## [Task item]
Please write every entry out again, exactly as it reads below.
────────────────
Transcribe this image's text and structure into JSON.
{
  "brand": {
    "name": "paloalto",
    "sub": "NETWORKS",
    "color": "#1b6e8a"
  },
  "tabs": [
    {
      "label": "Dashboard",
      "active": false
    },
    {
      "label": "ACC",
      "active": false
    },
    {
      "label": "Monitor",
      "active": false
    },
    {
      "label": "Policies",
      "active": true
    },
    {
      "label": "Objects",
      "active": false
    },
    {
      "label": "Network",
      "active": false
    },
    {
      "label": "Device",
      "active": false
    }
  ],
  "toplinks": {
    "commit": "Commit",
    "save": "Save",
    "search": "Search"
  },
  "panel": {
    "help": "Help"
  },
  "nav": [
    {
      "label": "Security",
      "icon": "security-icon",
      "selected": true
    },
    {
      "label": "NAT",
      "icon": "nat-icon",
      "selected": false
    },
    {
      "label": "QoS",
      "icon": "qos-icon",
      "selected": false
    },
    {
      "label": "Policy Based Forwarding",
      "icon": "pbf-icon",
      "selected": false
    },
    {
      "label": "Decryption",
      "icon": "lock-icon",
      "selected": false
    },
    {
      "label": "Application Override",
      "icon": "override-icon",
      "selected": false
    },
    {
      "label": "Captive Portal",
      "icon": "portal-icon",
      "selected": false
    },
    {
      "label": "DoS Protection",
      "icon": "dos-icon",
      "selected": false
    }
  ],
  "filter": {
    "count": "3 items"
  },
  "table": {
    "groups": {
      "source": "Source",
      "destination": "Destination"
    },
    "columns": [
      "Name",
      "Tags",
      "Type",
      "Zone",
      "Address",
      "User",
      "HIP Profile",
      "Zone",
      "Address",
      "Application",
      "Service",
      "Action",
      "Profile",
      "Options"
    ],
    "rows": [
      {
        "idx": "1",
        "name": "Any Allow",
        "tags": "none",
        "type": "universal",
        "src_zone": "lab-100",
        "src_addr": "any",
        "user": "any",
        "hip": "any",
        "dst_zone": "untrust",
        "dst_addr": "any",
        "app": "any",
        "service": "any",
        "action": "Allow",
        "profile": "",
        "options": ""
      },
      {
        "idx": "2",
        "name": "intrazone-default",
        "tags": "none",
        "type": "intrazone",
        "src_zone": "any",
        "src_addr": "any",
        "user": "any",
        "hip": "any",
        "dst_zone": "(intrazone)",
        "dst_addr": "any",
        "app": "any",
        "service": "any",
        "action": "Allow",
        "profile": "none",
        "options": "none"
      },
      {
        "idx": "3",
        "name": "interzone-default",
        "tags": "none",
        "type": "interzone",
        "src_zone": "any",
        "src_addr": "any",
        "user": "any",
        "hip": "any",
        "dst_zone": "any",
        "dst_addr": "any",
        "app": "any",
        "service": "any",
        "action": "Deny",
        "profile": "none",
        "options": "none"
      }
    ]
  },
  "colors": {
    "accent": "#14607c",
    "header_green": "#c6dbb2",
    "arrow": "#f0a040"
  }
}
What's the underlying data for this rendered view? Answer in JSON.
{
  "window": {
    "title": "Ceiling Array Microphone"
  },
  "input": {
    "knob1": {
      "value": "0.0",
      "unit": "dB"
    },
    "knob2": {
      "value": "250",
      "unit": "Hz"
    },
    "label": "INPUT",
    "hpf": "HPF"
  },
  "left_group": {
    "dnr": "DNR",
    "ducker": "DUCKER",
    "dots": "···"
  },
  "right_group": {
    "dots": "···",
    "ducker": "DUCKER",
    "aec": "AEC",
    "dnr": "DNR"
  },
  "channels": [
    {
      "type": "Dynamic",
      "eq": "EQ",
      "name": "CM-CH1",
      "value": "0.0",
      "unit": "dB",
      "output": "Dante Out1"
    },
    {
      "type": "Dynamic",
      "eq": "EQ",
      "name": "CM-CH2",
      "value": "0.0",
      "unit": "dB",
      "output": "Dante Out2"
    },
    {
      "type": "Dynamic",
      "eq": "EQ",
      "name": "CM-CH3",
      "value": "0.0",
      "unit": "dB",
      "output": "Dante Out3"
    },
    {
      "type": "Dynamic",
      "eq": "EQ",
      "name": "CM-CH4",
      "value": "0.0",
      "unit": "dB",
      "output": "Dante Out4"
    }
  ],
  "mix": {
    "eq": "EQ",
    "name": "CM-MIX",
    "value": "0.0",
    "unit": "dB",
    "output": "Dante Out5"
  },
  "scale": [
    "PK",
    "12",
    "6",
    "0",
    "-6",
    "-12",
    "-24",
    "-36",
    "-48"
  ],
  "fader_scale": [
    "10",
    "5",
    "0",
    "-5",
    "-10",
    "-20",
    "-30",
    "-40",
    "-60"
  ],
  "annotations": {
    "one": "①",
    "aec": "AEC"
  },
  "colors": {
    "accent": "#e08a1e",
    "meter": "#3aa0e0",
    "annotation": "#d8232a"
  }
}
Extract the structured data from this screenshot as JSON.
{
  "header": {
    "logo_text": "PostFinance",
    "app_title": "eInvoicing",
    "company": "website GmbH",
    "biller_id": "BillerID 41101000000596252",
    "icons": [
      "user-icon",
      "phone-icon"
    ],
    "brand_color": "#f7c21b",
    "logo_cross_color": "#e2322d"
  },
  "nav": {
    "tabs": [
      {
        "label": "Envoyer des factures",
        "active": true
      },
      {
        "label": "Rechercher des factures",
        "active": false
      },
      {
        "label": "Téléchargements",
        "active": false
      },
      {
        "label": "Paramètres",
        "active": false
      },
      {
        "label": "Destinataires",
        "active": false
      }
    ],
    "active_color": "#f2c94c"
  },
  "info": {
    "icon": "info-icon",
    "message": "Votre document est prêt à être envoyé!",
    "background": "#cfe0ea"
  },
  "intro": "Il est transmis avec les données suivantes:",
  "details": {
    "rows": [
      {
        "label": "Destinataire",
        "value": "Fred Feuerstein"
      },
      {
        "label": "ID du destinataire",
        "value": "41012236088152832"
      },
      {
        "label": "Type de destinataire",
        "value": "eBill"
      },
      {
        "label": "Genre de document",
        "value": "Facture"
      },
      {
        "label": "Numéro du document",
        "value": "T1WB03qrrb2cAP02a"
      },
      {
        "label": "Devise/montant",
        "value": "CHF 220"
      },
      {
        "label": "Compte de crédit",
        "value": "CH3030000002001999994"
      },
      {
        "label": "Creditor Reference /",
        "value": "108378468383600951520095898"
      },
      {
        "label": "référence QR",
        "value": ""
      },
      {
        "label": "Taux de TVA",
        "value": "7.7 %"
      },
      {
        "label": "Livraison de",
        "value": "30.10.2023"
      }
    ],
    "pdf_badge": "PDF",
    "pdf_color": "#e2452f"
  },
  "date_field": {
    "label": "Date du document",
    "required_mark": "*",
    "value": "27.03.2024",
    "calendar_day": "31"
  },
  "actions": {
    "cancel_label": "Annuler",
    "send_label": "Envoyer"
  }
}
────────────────
## [Response to this task]
Transcribe this image's text and structure into JSON.
{
  "brand": {
    "name": "paloalto",
    "sub": "NETWORKS",
    "color": "#1b6e8a"
  },
  "tabs": [
    {
      "label": "Dashboard",
      "active": false
    },
    {
      "label": "ACC",
      "active": false
    },
    {
      "label": "Monitor",
      "active": false
    },
    {
      "label": "Policies",
      "active": true
    },
    {
      "label": "Objects",
      "active": false
    },
    {
      "label": "Network",
      "active": false
    },
    {
      "label": "Device",
      "active": false
    }
  ],
  "toplinks": {
    "commit": "Commit",
    "save": "Save",
    "search": "Search"
  },
  "panel": {
    "help": "Help"
  },
  "nav": [
    {
      "label": "Security",
      "icon": "security-icon",
      "selected": true
    },
    {
      "label": "NAT",
      "icon": "nat-icon",
      "selected": false
    },
    {
      "label": "QoS",
      "icon": "qos-icon",
      "selected": false
    },
    {
      "label": "Policy Based Forwarding",
      "icon": "pbf-icon",
      "selected": false
    },
    {
      "label": "Decryption",
      "icon": "lock-icon",
      "selected": false
    },
    {
      "label": "Application Override",
      "icon": "override-icon",
      "selected": false
    },
    {
      "label": "Captive Portal",
      "icon": "portal-icon",
      "selected": false
    },
    {
      "label": "DoS Protection",
      "icon": "dos-icon",
      "selected": false
    }
  ],
  "filter": {
    "count": "3 items"
  },
  "table": {
    "groups": {
      "source": "Source",
      "destination": "Destination"
    },
    "columns": [
      "Name",
      "Tags",
      "Type",
      "Zone",
      "Address",
      "User",
      "HIP Profile",
      "Zone",
      "Address",
      "Application",
      "Service",
      "Action",
      "Profile",
      "Options"
    ],
    "rows": [
      {
        "idx": "1",
        "name": "Any Allow",
        "tags": "none",
        "type": "universal",
        "src_zone": "lab-100",
        "src_addr": "any",
        "user": "any",
        "hip": "any",
        "dst_zone": "untrust",
        "dst_addr": "any",
        "app": "any",
        "service": "any",
        "action": "Allow",
        "profile": "",
        "options": ""
      },
      {
        "idx": "2",
        "name": "intrazone-default",
        "tags": "none",
        "type": "intrazone",
        "src_zone": "any",
        "src_addr": "any",
        "user": "any",
        "hip": "any",
        "dst_zone": "(intrazone)",
        "dst_addr": "any",
        "app": "any",
        "service": "any",
        "action": "Allow",
        "profile": "none",
        "options": "none"
      },
      {
        "idx": "3",
        "name": "interzone-default",
        "tags": "none",
        "type": "interzone",
        "src_zone": "any",
        "src_addr": "any",
        "user": "any",
        "hip": "any",
        "dst_zone": "any",
        "dst_addr": "any",
        "app": "any",
        "service": "any",
        "action": "Deny",
        "profile": "none",
        "options": "none"
      }
    ]
  },
  "colors": {
    "accent": "#14607c",
    "header_green": "#c6dbb2",
    "arrow": "#f0a040"
  }
}
What's the underlying data for this rendered view? Answer in JSON.
{
  "window": {
    "title": "Ceiling Array Microphone"
  },
  "input": {
    "knob1": {
      "value": "0.0",
      "unit": "dB"
    },
    "knob2": {
      "value": "250",
      "unit": "Hz"
    },
    "label": "INPUT",
    "hpf": "HPF"
  },
  "left_group": {
    "dnr": "DNR",
    "ducker": "DUCKER",
    "dots": "···"
  },
  "right_group": {
    "dots": "···",
    "ducker": "DUCKER",
    "aec": "AEC",
    "dnr": "DNR"
  },
  "channels": [
    {
      "type": "Dynamic",
      "eq": "EQ",
      "name": "CM-CH1",
      "value": "0.0",
      "unit": "dB",
      "output": "Dante Out1"
    },
    {
      "type": "Dynamic",
      "eq": "EQ",
      "name": "CM-CH2",
      "value": "0.0",
      "unit": "dB",
      "output": "Dante Out2"
    },
    {
      "type": "Dynamic",
      "eq": "EQ",
      "name": "CM-CH3",
      "value": "0.0",
      "unit": "dB",
      "output": "Dante Out3"
    },
    {
      "type": "Dynamic",
      "eq": "EQ",
      "name": "CM-CH4",
      "value": "0.0",
      "unit": "dB",
      "output": "Dante Out4"
    }
  ],
  "mix": {
    "eq": "EQ",
    "name": "CM-MIX",
    "value": "0.0",
    "unit": "dB",
    "output": "Dante Out5"
  },
  "scale": [
    "PK",
    "12",
    "6",
    "0",
    "-6",
    "-12",
    "-24",
    "-36",
    "-48"
  ],
  "fader_scale": [
    "10",
    "5",
    "0",
    "-5",
    "-10",
    "-20",
    "-30",
    "-40",
    "-60"
  ],
  "annotations": {
    "one": "①",
    "aec": "AEC"
  },
  "colors": {
    "accent": "#e08a1e",
    "meter": "#3aa0e0",
    "annotation": "#d8232a"
  }
}
Extract the structured data from this screenshot as JSON.
{
  "header": {
    "logo_text": "PostFinance",
    "app_title": "eInvoicing",
    "company": "website GmbH",
    "biller_id": "BillerID 41101000000596252",
    "icons": [
      "user-icon",
      "phone-icon"
    ],
    "brand_color": "#f7c21b",
    "logo_cross_color": "#e2322d"
  },
  "nav": {
    "tabs": [
      {
        "label": "Envoyer des factures",
        "active": true
      },
      {
        "label": "Rechercher des factures",
        "active": false
      },
      {
        "label": "Téléchargements",
        "active": false
      },
      {
        "label": "Paramètres",
        "active": false
      },
      {
        "label": "Destinataires",
        "active": false
      }
    ],
    "active_color": "#f2c94c"
  },
  "info": {
    "icon": "info-icon",
    "message": "Votre document est prêt à être envoyé!",
    "background": "#cfe0ea"
  },
  "intro": "Il est transmis avec les données suivantes:",
  "details": {
    "rows": [
      {
        "label": "Destinataire",
        "value": "Fred Feuerstein"
      },
      {
        "label": "ID du destinataire",
        "value": "41012236088152832"
      },
      {
        "label": "Type de destinataire",
        "value": "eBill"
      },
      {
        "label": "Genre de document",
        "value": "Facture"
      },
      {
        "label": "Numéro du document",
        "value": "T1WB03qrrb2cAP02a"
      },
      {
        "label": "Devise/montant",
        "value": "CHF 220"
      },
      {
        "label": "Compte de crédit",
        "value": "CH3030000002001999994"
      },
      {
        "label": "Creditor Reference /",
        "value": "108378468383600951520095898"
      },
      {
        "label": "référence QR",
        "value": ""
      },
      {
        "label": "Taux de TVA",
        "value": "7.7 %"
      },
      {
        "label": "Livraison de",
        "value": "30.10.2023"
      }
    ],
    "pdf_badge": "PDF",
    "pdf_color": "#e2452f"
  },
  "date_field": {
    "label": "Date du document",
    "required_mark": "*",
    "value": "27.03.2024",
    "calendar_day": "31"
  },
  "actions": {
    "cancel_label": "Annuler",
    "send_label": "Envoyer"
  }
}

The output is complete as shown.